The importance of people

While much of the work of managing reserves involves physical labour in isolated locations, one of the most rewarding parts of the job both for Belle and fellow Reserves Officer Daniel Gfeller is working with volunteers and TLC supporters.

‘A big thing for me is seeing how passionate our supporters are’, Daniel says. ‘Volunteers put many unpaid hours into helping with track work and weeding – particularly coming into summer.’

The reserve management team run pre-planned volunteer events annually, two of the big ones being weeding in the Central Highlands and on Egg Islands Reserve in the Huon. As well as the group events, Belle says, the team has a pool of volunteers in different regions who provide extra help as needed.

‘People can volunteer on a casual basis’, Belle says, ‘You can find out more on the website.’

Sometimes you have to move a tree, piece by piece; Dan Gfeller on reserve. Photo: Belle Monk

The rewards

At the reserve level, Belle says one of the most rewarding aspects of her work is to see tangible changes in the ecology. ‘In some properties, I’ve seen visible reductions in weeds happening year to year. At Skullbone Plains Reserve, a lot of weed control work was done before I started with the TLC. Thistles are almost non-existent there now.’

Looking at the bigger picture, in her time with the TLC, Belle has seen a substantial growth in the number of established reserves. ‘The land area of TLC reserves has expanded enormously and it’s been really cool to be one of the first to check out these new properties and get to know them.’ In reserve management there is no doubt that knowing the land is key.

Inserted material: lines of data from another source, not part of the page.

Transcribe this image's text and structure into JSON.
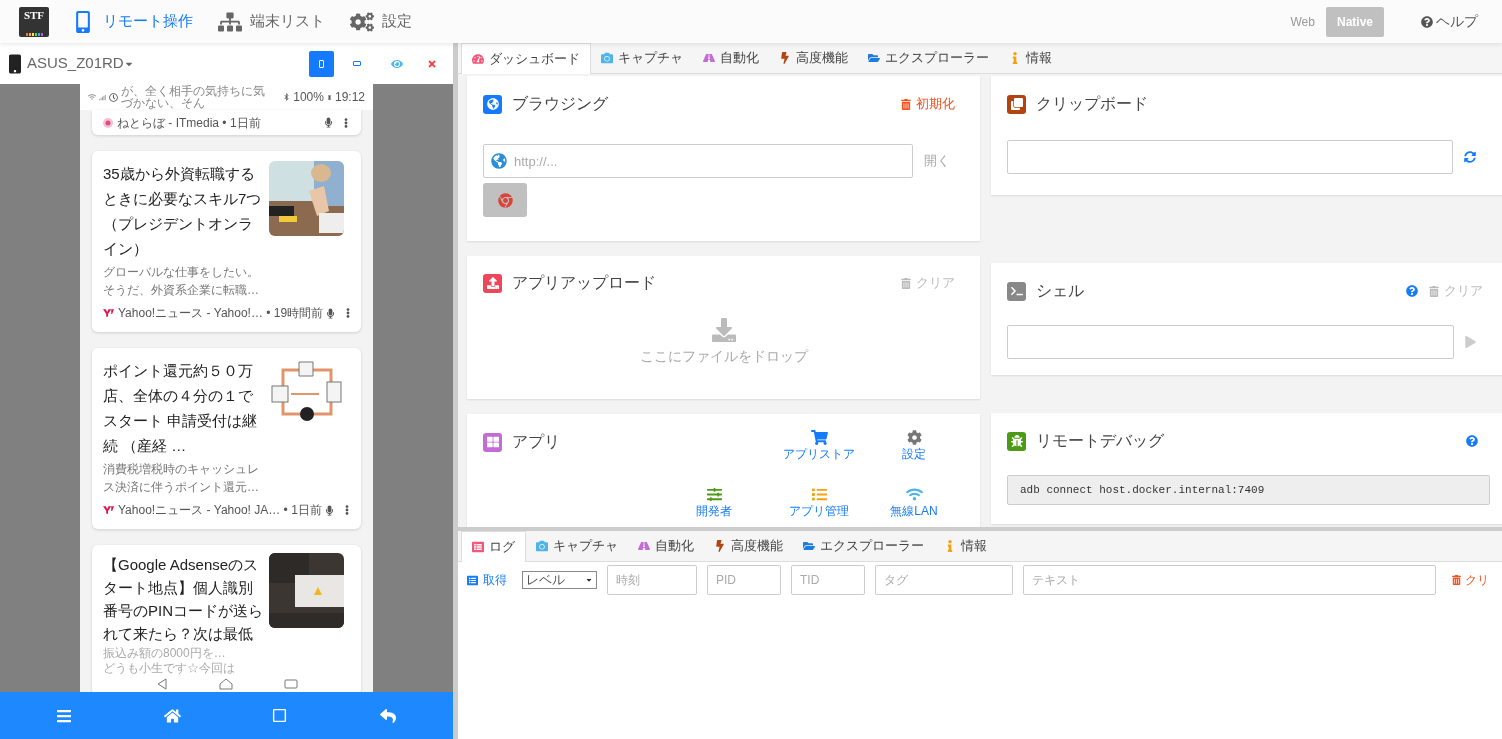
{
  "topbar": {
    "logo": "STF",
    "nav": [
      {
        "label": "リモート操作",
        "selected": true
      },
      {
        "label": "端末リスト",
        "selected": false
      },
      {
        "label": "設定",
        "selected": false
      }
    ],
    "mode": [
      {
        "label": "Web",
        "selected": false
      },
      {
        "label": "Native",
        "selected": true
      }
    ],
    "help": "ヘルプ"
  },
  "device": {
    "name": "ASUS_Z01RD",
    "orientation": [
      {
        "kind": "portrait",
        "selected": true
      },
      {
        "kind": "landscape",
        "selected": false
      }
    ]
  },
  "phone": {
    "status": {
      "ticker": "が、全く相手の気持ちに気づかない、そん",
      "battery": "100%",
      "time": "19:12"
    },
    "cards": [
      {
        "source": "ねとらぼ - ITmedia • 1日前"
      },
      {
        "title": "35歳から外資転職するときに必要なスキル7つ（プレジデントオンライン）",
        "summary": "グローバルな仕事をしたい。そうだ、外資系企業に転職…",
        "source": "Yahoo!ニュース - Yahoo!… • 19時間前"
      },
      {
        "title": "ポイント還元約５０万店、全体の４分の１でスタート 申請受付は継続 （産経 …",
        "summary": "消費税増税時のキャッシュレス決済に伴うポイント還元…",
        "source": "Yahoo!ニュース - Yahoo! JA… • 1日前"
      },
      {
        "title": "【Google Adsenseのスタート地点】個人識別番号のPINコードが送られて来たら？次は最低",
        "summary": "振込み額の8000円を…",
        "extra": "どうも小生です☆今回は"
      }
    ]
  },
  "tabs": [
    {
      "label": "ダッシュボード",
      "selected": true
    },
    {
      "label": "キャプチャ",
      "selected": false
    },
    {
      "label": "自動化",
      "selected": false
    },
    {
      "label": "高度機能",
      "selected": false
    },
    {
      "label": "エクスプローラー",
      "selected": false
    },
    {
      "label": "情報",
      "selected": false
    }
  ],
  "browsing": {
    "title": "ブラウジング",
    "reset": "初期化",
    "url_placeholder": "http://...",
    "open": "開く"
  },
  "upload": {
    "title": "アプリアップロード",
    "clear": "クリア",
    "drop": "ここにファイルをドロップ"
  },
  "apps": {
    "title": "アプリ",
    "actions": [
      {
        "label": "アプリストア"
      },
      {
        "label": "設定"
      },
      {
        "label": "開発者"
      },
      {
        "label": "アプリ管理"
      },
      {
        "label": "無線LAN"
      }
    ]
  },
  "clipboard": {
    "title": "クリップボード"
  },
  "shell": {
    "title": "シェル",
    "clear": "クリア"
  },
  "debug": {
    "title": "リモートデバッグ",
    "command": "adb connect host.docker.internal:7409"
  },
  "bottom_tabs": [
    {
      "label": "ログ",
      "selected": true
    },
    {
      "label": "キャプチャ",
      "selected": false
    },
    {
      "label": "自動化",
      "selected": false
    },
    {
      "label": "高度機能",
      "selected": false
    },
    {
      "label": "エクスプローラー",
      "selected": false
    },
    {
      "label": "情報",
      "selected": false
    }
  ],
  "log": {
    "get": "取得",
    "level": "レベル",
    "filters": [
      {
        "placeholder": "時刻"
      },
      {
        "placeholder": "PID"
      },
      {
        "placeholder": "TID"
      },
      {
        "placeholder": "タグ"
      },
      {
        "placeholder": "テキスト"
      }
    ],
    "clear": "クリ"
  }
}
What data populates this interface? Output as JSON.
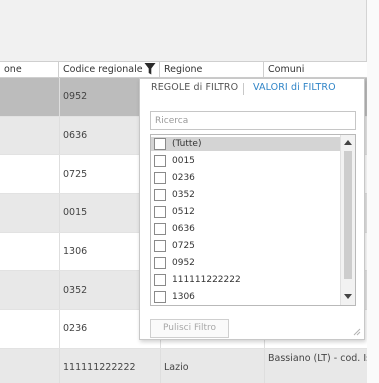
{
  "columns": [
    {
      "label": "one"
    },
    {
      "label": "Codice regionale"
    },
    {
      "label": "Regione"
    },
    {
      "label": "Comuni"
    }
  ],
  "rows": [
    {
      "codice": "0952",
      "regione": "",
      "comuni": ""
    },
    {
      "codice": "0636",
      "regione": "",
      "comuni": ""
    },
    {
      "codice": "0725",
      "regione": "",
      "comuni": ""
    },
    {
      "codice": "0015",
      "regione": "",
      "comuni": ""
    },
    {
      "codice": "1306",
      "regione": "",
      "comuni": ""
    },
    {
      "codice": "0352",
      "regione": "",
      "comuni": ""
    },
    {
      "codice": "0236",
      "regione": "",
      "comuni": ""
    },
    {
      "codice": "111111222222",
      "regione": "Lazio",
      "comuni": "Bassiano (LT) - cod. Is"
    }
  ],
  "filter_popup": {
    "tabs": {
      "rules": "REGOLE di FILTRO",
      "values": "VALORI di FILTRO"
    },
    "active_tab": "values",
    "search": {
      "placeholder": "Ricerca",
      "value": ""
    },
    "options": [
      {
        "label": "(Tutte)",
        "checked": false
      },
      {
        "label": "0015",
        "checked": false
      },
      {
        "label": "0236",
        "checked": false
      },
      {
        "label": "0352",
        "checked": false
      },
      {
        "label": "0512",
        "checked": false
      },
      {
        "label": "0636",
        "checked": false
      },
      {
        "label": "0725",
        "checked": false
      },
      {
        "label": "0952",
        "checked": false
      },
      {
        "label": "111111222222",
        "checked": false
      },
      {
        "label": "1306",
        "checked": false
      }
    ],
    "clear_button": "Pulisci Filtro"
  },
  "colors": {
    "accent": "#2f84c7",
    "row_selected": "#bcbcbc",
    "row_alt": "#e8e8e8",
    "topbar": "#f1f1f1"
  },
  "icons": [
    "filter-funnel-icon",
    "scroll-up-icon",
    "scroll-down-icon",
    "resize-grip-icon"
  ]
}
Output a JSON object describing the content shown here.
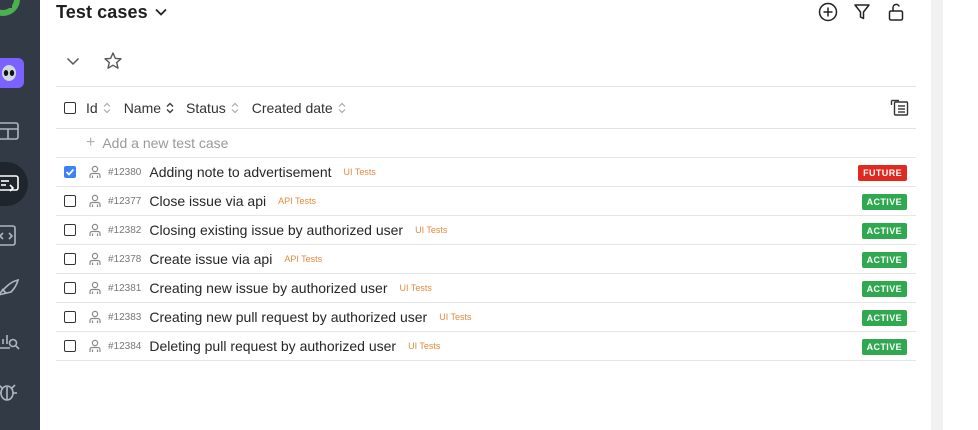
{
  "header": {
    "title": "Test cases"
  },
  "table": {
    "columns": {
      "id": "Id",
      "name": "Name",
      "status": "Status",
      "created": "Created date"
    },
    "add_placeholder": "Add a new test case",
    "rows": [
      {
        "id": "#12380",
        "name": "Adding note to advertisement",
        "tag": "UI Tests",
        "status": "FUTURE",
        "checked": true
      },
      {
        "id": "#12377",
        "name": "Close issue via api",
        "tag": "API Tests",
        "status": "ACTIVE",
        "checked": false
      },
      {
        "id": "#12382",
        "name": "Closing existing issue by authorized user",
        "tag": "UI Tests",
        "status": "ACTIVE",
        "checked": false
      },
      {
        "id": "#12378",
        "name": "Create issue via api",
        "tag": "API Tests",
        "status": "ACTIVE",
        "checked": false
      },
      {
        "id": "#12381",
        "name": "Creating new issue by authorized user",
        "tag": "UI Tests",
        "status": "ACTIVE",
        "checked": false
      },
      {
        "id": "#12383",
        "name": "Creating new pull request by authorized user",
        "tag": "UI Tests",
        "status": "ACTIVE",
        "checked": false
      },
      {
        "id": "#12384",
        "name": "Deleting pull request by authorized user",
        "tag": "UI Tests",
        "status": "ACTIVE",
        "checked": false
      }
    ]
  },
  "colors": {
    "rail": "#323a45",
    "logo": "#4caf50",
    "avatar": "#7b61ff",
    "status_active": "#2fa84f",
    "status_future": "#e0291f",
    "tag": "#e58a3d",
    "checkbox_checked": "#3b82f6"
  },
  "icons": {
    "logo": "allure-logo-icon",
    "avatar": "alien-avatar-icon",
    "nav": [
      "dashboard-icon",
      "test-cases-icon",
      "code-test-icon",
      "launch-rocket-icon",
      "analytics-search-icon",
      "bug-icon"
    ],
    "header": [
      "add-circle-icon",
      "filter-icon",
      "unlock-icon"
    ],
    "toolbar": [
      "collapse-chevron-icon",
      "star-icon"
    ],
    "columns": "column-settings-icon",
    "case": "manual-case-icon"
  }
}
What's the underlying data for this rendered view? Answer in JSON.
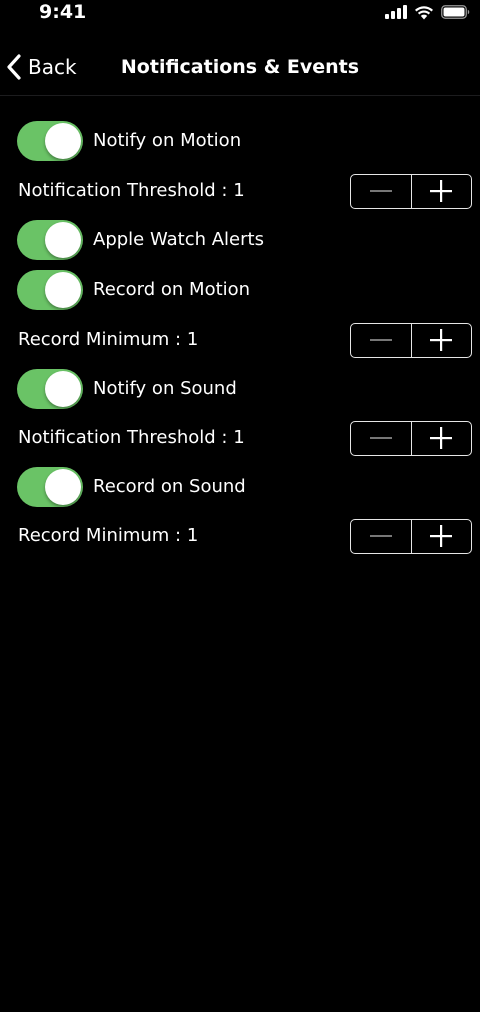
{
  "status_bar": {
    "time": "9:41",
    "icons": [
      "cellular-signal-icon",
      "wifi-icon",
      "battery-icon"
    ]
  },
  "nav": {
    "back_label": "Back",
    "title": "Notifications & Events"
  },
  "toggles": {
    "notify_motion": {
      "label": "Notify on Motion",
      "on": true
    },
    "apple_watch": {
      "label": "Apple Watch Alerts",
      "on": true
    },
    "record_motion": {
      "label": "Record on Motion",
      "on": true
    },
    "notify_sound": {
      "label": "Notify on Sound",
      "on": true
    },
    "record_sound": {
      "label": "Record on Sound",
      "on": true
    }
  },
  "steppers": {
    "motion_threshold": {
      "label": "Notification Threshold : 1"
    },
    "motion_record_min": {
      "label": "Record Minimum : 1"
    },
    "sound_threshold": {
      "label": "Notification Threshold : 1"
    },
    "sound_record_min": {
      "label": "Record Minimum : 1"
    }
  },
  "colors": {
    "toggle_on": "#6ac366",
    "background": "#000000",
    "text": "#ffffff"
  }
}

While formalised management plans underpinned by science drive reserve management activities, this deeply personal connection between humans and landscape is equally crucial.

The perils of weeding on watery Egg Islands Reserve